The Impact of Experience on Affective Responses during Action Observation

PLoS One. 2016 May 5;11(5):e0154681. doi: 10.1371/journal.pone.0154681. eCollection 2016.


Perceiving others in action elicits affective and aesthetic responses in observers. The present study investigates the extent to which these responses relate to an observer's general experience with observed movements. Facial electromyographic (EMG) responses were recorded in experienced dancers and non-dancers as they watched short videos of movements performed by professional ballet dancers. Responses were recorded from the corrugator supercilii (CS) and zygomaticus major (ZM) muscles, both of which show engagement during the observation of affect-evoking stimuli. In the first part of the experiment, participants passively watched the videos while EMG data were recorded. In the second part, they explicitly rated how much they liked each movement. Results revealed a relationship between explicit affective judgments of the movements and facial muscle activation only among those participants who were experienced with the movements. Specifically, CS activity was higher for disliked movements and ZM activity was higher for liked movements among dancers but not among non-dancers.
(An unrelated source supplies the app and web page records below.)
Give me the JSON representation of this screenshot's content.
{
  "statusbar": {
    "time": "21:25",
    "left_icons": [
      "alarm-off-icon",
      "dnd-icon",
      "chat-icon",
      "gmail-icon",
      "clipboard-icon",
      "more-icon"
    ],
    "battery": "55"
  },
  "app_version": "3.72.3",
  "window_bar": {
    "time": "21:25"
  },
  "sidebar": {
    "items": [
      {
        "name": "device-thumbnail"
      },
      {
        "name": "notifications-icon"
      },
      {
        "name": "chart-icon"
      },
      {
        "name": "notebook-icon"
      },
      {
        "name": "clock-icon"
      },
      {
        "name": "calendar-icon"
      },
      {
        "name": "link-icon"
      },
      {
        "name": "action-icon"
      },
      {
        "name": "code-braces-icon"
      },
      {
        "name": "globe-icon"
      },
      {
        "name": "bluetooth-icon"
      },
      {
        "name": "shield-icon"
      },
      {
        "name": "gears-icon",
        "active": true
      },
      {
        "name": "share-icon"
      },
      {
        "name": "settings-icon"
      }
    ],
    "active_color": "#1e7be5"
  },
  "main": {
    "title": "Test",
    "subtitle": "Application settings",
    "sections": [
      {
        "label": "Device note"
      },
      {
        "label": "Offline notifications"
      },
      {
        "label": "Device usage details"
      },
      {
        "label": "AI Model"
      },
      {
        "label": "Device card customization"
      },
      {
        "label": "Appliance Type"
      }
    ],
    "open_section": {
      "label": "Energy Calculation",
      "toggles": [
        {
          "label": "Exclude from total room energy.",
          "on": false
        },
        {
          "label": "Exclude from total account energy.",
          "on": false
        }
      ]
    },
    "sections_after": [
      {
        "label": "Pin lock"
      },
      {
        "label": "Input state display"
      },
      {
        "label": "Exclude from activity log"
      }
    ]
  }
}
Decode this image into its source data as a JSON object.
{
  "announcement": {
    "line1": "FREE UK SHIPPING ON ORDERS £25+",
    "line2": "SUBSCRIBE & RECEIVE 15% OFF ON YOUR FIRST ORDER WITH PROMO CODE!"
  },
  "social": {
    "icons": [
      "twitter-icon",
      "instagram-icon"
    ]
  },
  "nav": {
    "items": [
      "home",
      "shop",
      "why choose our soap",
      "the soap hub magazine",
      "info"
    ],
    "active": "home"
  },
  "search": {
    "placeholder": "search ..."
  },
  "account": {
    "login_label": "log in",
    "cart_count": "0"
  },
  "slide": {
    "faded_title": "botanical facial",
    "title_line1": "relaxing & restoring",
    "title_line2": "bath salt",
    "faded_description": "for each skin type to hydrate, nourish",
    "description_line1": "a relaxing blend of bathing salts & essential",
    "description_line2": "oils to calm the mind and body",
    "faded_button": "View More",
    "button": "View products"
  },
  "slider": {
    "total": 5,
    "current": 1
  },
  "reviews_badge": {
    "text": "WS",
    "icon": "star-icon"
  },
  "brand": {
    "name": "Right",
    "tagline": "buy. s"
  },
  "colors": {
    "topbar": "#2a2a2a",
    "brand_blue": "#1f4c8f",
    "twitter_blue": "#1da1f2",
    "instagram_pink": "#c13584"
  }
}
The relationship between explicit liking ratings and EMG data in experienced observers suggests that facial muscles subtly echo affective judgments even when viewing actions that are not intentionally emotional in nature, thus underscoring the potential of EMG as a method to examine subtle shifts in implicit affective responses during action observation.

Publication types

  • Research Support, Non-U.S. Gov't

MeSH terms

  • Adolescent
  • Adult
  • Affect*
  • Electromyography
  • Facial Muscles / physiology*
  • Female
  • Humans
  • Male
  • Photic Stimulation
  • Young Adult

Grant support

This research was supported by a Pomona College Summer Undergraduate Research Program internship travel grant to A.S. and a Future Research Leaders Award from the Economic and Social Research Council (ES/K001892/1;, a VENI award from the Netherlands Organisation for Scientific Research (451-11-002;, and a Marie Curie Career Integration grant (CIG11-2012-322256; to E.S.C. The funders had no role in study design, data collection and analysis, decision to publish, or preparation of the manuscript.